AT A GLANCE
Freshwater worked with Donate Wales to deliver an integrated, case study-led campaign featuring a creative concept that evolved from a patient likening waiting for a transplant to being on “an invisible death row”.
The campaign was a UK-first for organ donation as it featured real people on the waiting list, rather than actors, in the adverts and campaign collateral, giving the campaign greater authenticity.
The result was a record number of organ donor registrations and a change in legislation which saw the introduction of opt-out organ donation.
new organ donation registrations
increase in website traffic
Donate Wales appointed Freshwater to devise and implement a campaign to raise awareness of the life-changing impact joining the organ donor register could make to people across Wales, and encourage them to sign up. Activity was split across two phases: an initial New Year burst, followed by a sustained campaign in the proceeding months. We needed to recruit an additional 1,000 sign-ups to the UK organ donor register during phase one. And then an average of 4,000 people per month in Wales during the rest of the campaign. We also needed to spark debate around an opt-out organ donation system in order to try to persuade the Welsh Government to change legislation.
Our strategy went beyond the mainstream Welsh media by targeting documentary-makers, glossy magazines and UK national broadcast and print media.
The New Year activity encouraged people to make a resolution to save a life by joining the organ donor register. This included a case study-led media relations and direct mail campaign, with an emailer sent to a database of 43,000 18-35 year olds in Wales featuring a link to the Donate Wales website.
Digital adverts ran, while campaign packs were distributed to partnering charities and healthcare professionals. This included the coalition of organisations supporting the Donate Wales campaign, including the Kidney Wales Foundation, Royal National Institute of Blind People Cymru, British Heart Foundation, Diabetes UK Cymru, British Medical Association, Live Life then Give Life, British Liver Trust, Cystic Fibrosis Trust, British Lung Foundation and Welsh Kidney Patients Association.
Phase two was built around a creative concept that evolved from an article written by a transplant patient who likened waiting for a transplant to being on “an invisible death row”.
This powerful, authentic message underpinned our campaign narrative. We recruited case studies based on age, sex, language and location – as well as those who had either received or were still waiting for a transplant – to cover a broad spectrum that would give the campaign universal appeal to all demographics.
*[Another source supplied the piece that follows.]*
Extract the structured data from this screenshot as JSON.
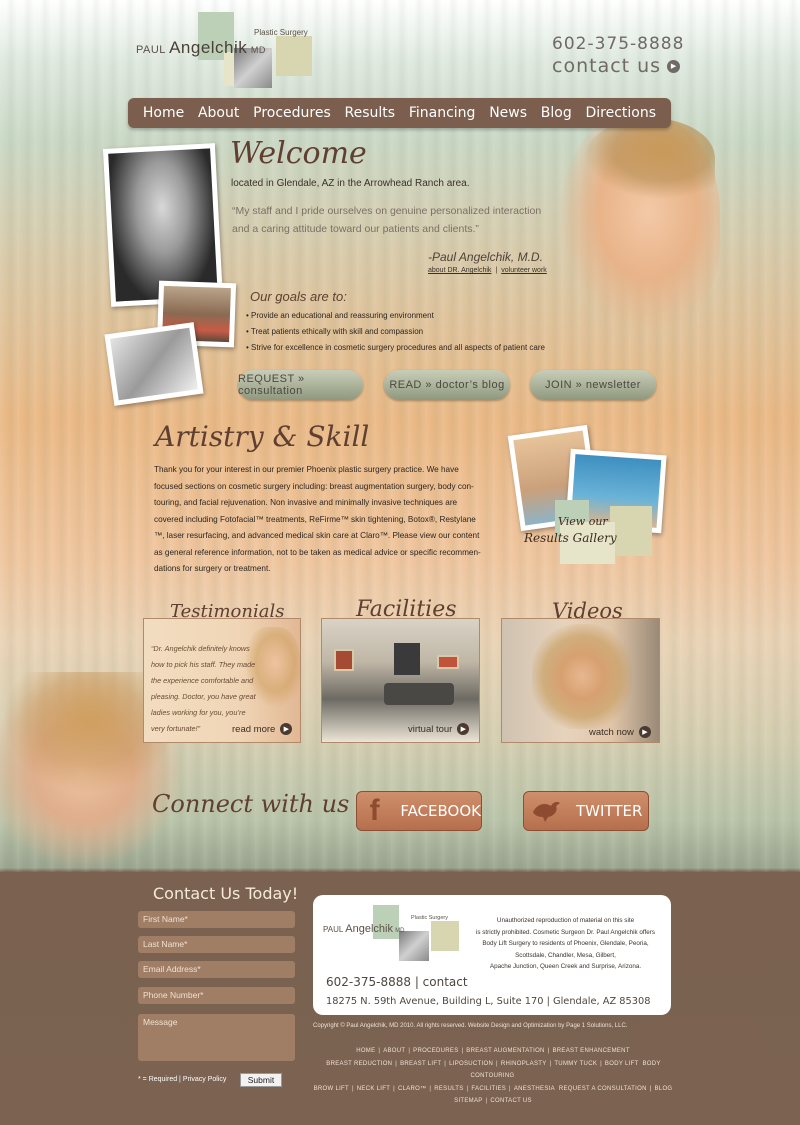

We filmed a hard-hitting television and radio advert featuring patients in disused police cells, and arranged photography for use in media relations, direct mail and on the website.
The campaign’s overall success hinged on integrating all components behind the common objective of boosting sign-ups. At the same time Facebook users were being encouraged to join the organ donor register and “donate their status”, proximity marketing saw text messages sent to people telling them how to join on their phone. An e-mailer directed people to an updated website, refreshed to reflect the death row creative concept. WalesOnline visitors were exposed to the digital advert and people across Wales were seeing campaign posters in pharmacies and surgeries.
By ensuring the target audience was reading coverage on the front page of their newspaper, seeing it on their televisions, hearing it on their radios and being engaged via social media, we created a high impact campaign that drove mass awareness, and engagement.
The TV advert premiered as a lead item on Sky News and was followed by a live studio debate on the opt-out organ donation system. As well as securing UK national print coverage in The Sun and The Observer, half-hour documentaries following the campaign case studies aired on S4C’s Y Byd ar Bedwar and ITV’s Wales this Week, while campaign collateral sent to Hollyoaks featured in scenes shot in a North Wales hospital.
An additional 2,500 people joined the organ donor register in Wales during the New Year activity compared to the previous year – beating our original target more than two-fold. We also recruited over 4,092 people on average per month during the campaign period – another target set by Donate Wales, and beaten by Freshwater.
During the course of the year, of which the campaign ran for 9 months, more than 60,000 people joined the organ donor register – an increase of more than 50% compared to the previous year.
Ultimately, the sustained, high-profile debate on opt-out generated by this campaign led to the Welsh Government announcing it would introduce opt-out organ donation. As a result, Wales now leads the way for the rest of the UK in adopting an opt-out system for organ donation.
In recognition of its success, ‘Invisible Death Row’ was named Best Integrated Campaign at the national CIPR Excellence Awards and won Best Integrated Campaign and Best Not-For-Profit Campaign at the Wales CIPR PRide Awards.
January - October 2010